**Dataset entries**
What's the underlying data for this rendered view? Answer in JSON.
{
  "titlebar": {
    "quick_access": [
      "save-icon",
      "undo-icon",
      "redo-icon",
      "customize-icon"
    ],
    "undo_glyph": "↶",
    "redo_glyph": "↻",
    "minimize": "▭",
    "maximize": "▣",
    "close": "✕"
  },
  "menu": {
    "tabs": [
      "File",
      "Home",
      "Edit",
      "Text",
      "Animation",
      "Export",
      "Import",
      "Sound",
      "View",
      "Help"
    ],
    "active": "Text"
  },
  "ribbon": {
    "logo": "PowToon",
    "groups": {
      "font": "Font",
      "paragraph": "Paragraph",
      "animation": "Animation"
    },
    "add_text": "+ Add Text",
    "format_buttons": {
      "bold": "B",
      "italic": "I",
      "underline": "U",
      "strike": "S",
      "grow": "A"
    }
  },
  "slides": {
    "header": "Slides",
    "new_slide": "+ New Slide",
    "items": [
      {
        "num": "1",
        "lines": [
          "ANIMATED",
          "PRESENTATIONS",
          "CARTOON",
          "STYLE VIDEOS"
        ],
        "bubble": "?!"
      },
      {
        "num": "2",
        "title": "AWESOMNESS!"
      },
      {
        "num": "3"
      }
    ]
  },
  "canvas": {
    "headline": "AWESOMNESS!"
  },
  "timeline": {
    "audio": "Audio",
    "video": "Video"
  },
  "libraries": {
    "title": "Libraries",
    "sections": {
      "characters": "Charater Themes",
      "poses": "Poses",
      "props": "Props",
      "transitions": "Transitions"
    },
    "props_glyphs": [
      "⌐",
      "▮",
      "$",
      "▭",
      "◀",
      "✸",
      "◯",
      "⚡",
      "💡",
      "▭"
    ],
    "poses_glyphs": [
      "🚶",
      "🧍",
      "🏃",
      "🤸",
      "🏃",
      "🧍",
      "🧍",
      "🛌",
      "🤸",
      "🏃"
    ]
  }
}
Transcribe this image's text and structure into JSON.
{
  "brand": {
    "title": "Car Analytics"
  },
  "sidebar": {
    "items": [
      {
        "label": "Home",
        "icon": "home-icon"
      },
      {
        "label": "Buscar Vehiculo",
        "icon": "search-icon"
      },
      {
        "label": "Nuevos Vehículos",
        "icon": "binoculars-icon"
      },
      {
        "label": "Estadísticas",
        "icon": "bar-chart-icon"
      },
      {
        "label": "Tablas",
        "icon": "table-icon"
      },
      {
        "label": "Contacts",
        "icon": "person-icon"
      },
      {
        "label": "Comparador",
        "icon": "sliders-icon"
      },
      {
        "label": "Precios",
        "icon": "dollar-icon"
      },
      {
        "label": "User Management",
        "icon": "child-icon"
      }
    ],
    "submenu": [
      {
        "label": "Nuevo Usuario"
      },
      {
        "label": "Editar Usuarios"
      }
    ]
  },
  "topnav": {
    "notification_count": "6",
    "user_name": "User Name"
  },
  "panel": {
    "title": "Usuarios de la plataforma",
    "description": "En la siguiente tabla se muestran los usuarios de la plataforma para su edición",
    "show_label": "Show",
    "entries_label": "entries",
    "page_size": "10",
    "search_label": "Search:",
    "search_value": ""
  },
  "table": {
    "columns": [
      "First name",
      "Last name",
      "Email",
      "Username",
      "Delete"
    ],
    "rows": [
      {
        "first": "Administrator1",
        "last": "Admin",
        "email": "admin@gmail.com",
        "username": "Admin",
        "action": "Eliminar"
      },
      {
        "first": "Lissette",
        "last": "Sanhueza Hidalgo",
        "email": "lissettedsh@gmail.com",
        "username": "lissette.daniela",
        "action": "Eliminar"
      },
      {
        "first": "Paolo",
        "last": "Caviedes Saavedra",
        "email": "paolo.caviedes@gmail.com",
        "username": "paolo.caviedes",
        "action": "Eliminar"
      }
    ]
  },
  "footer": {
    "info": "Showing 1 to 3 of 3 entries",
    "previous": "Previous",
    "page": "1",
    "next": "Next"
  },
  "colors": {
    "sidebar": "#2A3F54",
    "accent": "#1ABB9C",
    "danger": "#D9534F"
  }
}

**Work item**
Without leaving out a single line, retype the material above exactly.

**Written solution**
What's the underlying data for this rendered view? Answer in JSON.
{
  "titlebar": {
    "quick_access": [
      "save-icon",
      "undo-icon",
      "redo-icon",
      "customize-icon"
    ],
    "undo_glyph": "↶",
    "redo_glyph": "↻",
    "minimize": "▭",
    "maximize": "▣",
    "close": "✕"
  },
  "menu": {
    "tabs": [
      "File",
      "Home",
      "Edit",
      "Text",
      "Animation",
      "Export",
      "Import",
      "Sound",
      "View",
      "Help"
    ],
    "active": "Text"
  },
  "ribbon": {
    "logo": "PowToon",
    "groups": {
      "font": "Font",
      "paragraph": "Paragraph",
      "animation": "Animation"
    },
    "add_text": "+ Add Text",
    "format_buttons": {
      "bold": "B",
      "italic": "I",
      "underline": "U",
      "strike": "S",
      "grow": "A"
    }
  },
  "slides": {
    "header": "Slides",
    "new_slide": "+ New Slide",
    "items": [
      {
        "num": "1",
        "lines": [
          "ANIMATED",
          "PRESENTATIONS",
          "CARTOON",
          "STYLE VIDEOS"
        ],
        "bubble": "?!"
      },
      {
        "num": "2",
        "title": "AWESOMNESS!"
      },
      {
        "num": "3"
      }
    ]
  },
  "canvas": {
    "headline": "AWESOMNESS!"
  },
  "timeline": {
    "audio": "Audio",
    "video": "Video"
  },
  "libraries": {
    "title": "Libraries",
    "sections": {
      "characters": "Charater Themes",
      "poses": "Poses",
      "props": "Props",
      "transitions": "Transitions"
    },
    "props_glyphs": [
      "⌐",
      "▮",
      "$",
      "▭",
      "◀",
      "✸",
      "◯",
      "⚡",
      "💡",
      "▭"
    ],
    "poses_glyphs": [
      "🚶",
      "🧍",
      "🏃",
      "🤸",
      "🏃",
      "🧍",
      "🧍",
      "🛌",
      "🤸",
      "🏃"
    ]
  }
}
Transcribe this image's text and structure into JSON.
{
  "brand": {
    "title": "Car Analytics"
  },
  "sidebar": {
    "items": [
      {
        "label": "Home",
        "icon": "home-icon"
      },
      {
        "label": "Buscar Vehiculo",
        "icon": "search-icon"
      },
      {
        "label": "Nuevos Vehículos",
        "icon": "binoculars-icon"
      },
      {
        "label": "Estadísticas",
        "icon": "bar-chart-icon"
      },
      {
        "label": "Tablas",
        "icon": "table-icon"
      },
      {
        "label": "Contacts",
        "icon": "person-icon"
      },
      {
        "label": "Comparador",
        "icon": "sliders-icon"
      },
      {
        "label": "Precios",
        "icon": "dollar-icon"
      },
      {
        "label": "User Management",
        "icon": "child-icon"
      }
    ],
    "submenu": [
      {
        "label": "Nuevo Usuario"
      },
      {
        "label": "Editar Usuarios"
      }
    ]
  },
  "topnav": {
    "notification_count": "6",
    "user_name": "User Name"
  },
  "panel": {
    "title": "Usuarios de la plataforma",
    "description": "En la siguiente tabla se muestran los usuarios de la plataforma para su edición",
    "show_label": "Show",
    "entries_label": "entries",
    "page_size": "10",
    "search_label": "Search:",
    "search_value": ""
  },
  "table": {
    "columns": [
      "First name",
      "Last name",
      "Email",
      "Username",
      "Delete"
    ],
    "rows": [
      {
        "first": "Administrator1",
        "last": "Admin",
        "email": "admin@gmail.com",
        "username": "Admin",
        "action": "Eliminar"
      },
      {
        "first": "Lissette",
        "last": "Sanhueza Hidalgo",
        "email": "lissettedsh@gmail.com",
        "username": "lissette.daniela",
        "action": "Eliminar"
      },
      {
        "first": "Paolo",
        "last": "Caviedes Saavedra",
        "email": "paolo.caviedes@gmail.com",
        "username": "paolo.caviedes",
        "action": "Eliminar"
      }
    ]
  },
  "footer": {
    "info": "Showing 1 to 3 of 3 entries",
    "previous": "Previous",
    "page": "1",
    "next": "Next"
  },
  "colors": {
    "sidebar": "#2A3F54",
    "accent": "#1ABB9C",
    "danger": "#D9534F"
  }
}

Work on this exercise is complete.